▸ **Page and application data records**
○ ○ ○ ○ ○
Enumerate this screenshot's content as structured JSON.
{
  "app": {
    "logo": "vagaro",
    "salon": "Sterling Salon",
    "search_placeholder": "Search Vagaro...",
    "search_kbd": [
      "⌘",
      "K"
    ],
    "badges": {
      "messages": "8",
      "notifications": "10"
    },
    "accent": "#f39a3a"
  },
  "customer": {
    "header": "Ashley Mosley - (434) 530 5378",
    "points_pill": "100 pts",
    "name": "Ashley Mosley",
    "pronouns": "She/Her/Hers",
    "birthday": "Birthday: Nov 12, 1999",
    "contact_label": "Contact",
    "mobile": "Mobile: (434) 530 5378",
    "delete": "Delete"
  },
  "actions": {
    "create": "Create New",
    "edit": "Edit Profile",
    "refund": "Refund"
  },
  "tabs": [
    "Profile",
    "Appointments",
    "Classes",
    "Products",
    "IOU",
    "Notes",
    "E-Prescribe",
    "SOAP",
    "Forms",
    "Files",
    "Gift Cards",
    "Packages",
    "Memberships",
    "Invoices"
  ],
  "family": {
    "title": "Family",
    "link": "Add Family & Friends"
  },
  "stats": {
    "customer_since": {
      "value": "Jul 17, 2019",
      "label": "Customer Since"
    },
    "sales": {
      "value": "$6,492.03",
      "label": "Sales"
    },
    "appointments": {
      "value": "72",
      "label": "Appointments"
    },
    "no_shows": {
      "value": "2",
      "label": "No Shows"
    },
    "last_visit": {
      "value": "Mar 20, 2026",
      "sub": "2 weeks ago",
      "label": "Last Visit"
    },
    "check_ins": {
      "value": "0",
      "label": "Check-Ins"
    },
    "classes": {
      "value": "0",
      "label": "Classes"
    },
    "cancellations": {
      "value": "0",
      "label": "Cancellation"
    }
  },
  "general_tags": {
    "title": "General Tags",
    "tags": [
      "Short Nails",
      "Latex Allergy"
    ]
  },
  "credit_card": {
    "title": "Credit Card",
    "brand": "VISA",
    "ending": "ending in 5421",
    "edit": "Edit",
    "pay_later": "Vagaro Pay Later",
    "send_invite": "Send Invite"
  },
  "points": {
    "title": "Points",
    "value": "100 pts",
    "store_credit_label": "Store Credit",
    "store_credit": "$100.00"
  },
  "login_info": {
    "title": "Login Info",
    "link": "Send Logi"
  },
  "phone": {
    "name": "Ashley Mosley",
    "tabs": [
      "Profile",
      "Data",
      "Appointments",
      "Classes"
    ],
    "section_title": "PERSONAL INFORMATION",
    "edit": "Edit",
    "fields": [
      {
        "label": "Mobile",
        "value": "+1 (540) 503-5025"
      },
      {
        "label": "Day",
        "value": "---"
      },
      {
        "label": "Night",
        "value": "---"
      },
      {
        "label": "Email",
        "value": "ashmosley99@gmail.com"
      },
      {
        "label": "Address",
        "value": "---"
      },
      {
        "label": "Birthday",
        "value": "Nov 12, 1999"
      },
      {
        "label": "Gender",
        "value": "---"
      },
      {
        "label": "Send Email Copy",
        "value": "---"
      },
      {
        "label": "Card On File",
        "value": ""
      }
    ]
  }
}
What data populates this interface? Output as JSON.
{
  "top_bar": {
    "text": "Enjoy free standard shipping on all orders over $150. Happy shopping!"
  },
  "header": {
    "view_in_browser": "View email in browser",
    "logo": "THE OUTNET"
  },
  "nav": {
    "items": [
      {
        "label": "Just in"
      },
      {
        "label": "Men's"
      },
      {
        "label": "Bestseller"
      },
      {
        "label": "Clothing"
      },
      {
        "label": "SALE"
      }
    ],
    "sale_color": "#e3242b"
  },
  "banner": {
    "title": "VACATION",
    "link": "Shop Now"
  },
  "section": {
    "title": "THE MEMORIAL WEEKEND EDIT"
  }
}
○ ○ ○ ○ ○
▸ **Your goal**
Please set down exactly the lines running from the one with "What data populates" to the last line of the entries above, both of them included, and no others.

▸ **Task response**
What data populates this interface? Output as JSON.
{
  "top_bar": {
    "text": "Enjoy free standard shipping on all orders over $150. Happy shopping!"
  },
  "header": {
    "view_in_browser": "View email in browser",
    "logo": "THE OUTNET"
  },
  "nav": {
    "items": [
      {
        "label": "Just in"
      },
      {
        "label": "Men's"
      },
      {
        "label": "Bestseller"
      },
      {
        "label": "Clothing"
      },
      {
        "label": "SALE"
      }
    ],
    "sale_color": "#e3242b"
  },
  "banner": {
    "title": "VACATION",
    "link": "Shop Now"
  },
  "section": {
    "title": "THE MEMORIAL WEEKEND EDIT"
  }
}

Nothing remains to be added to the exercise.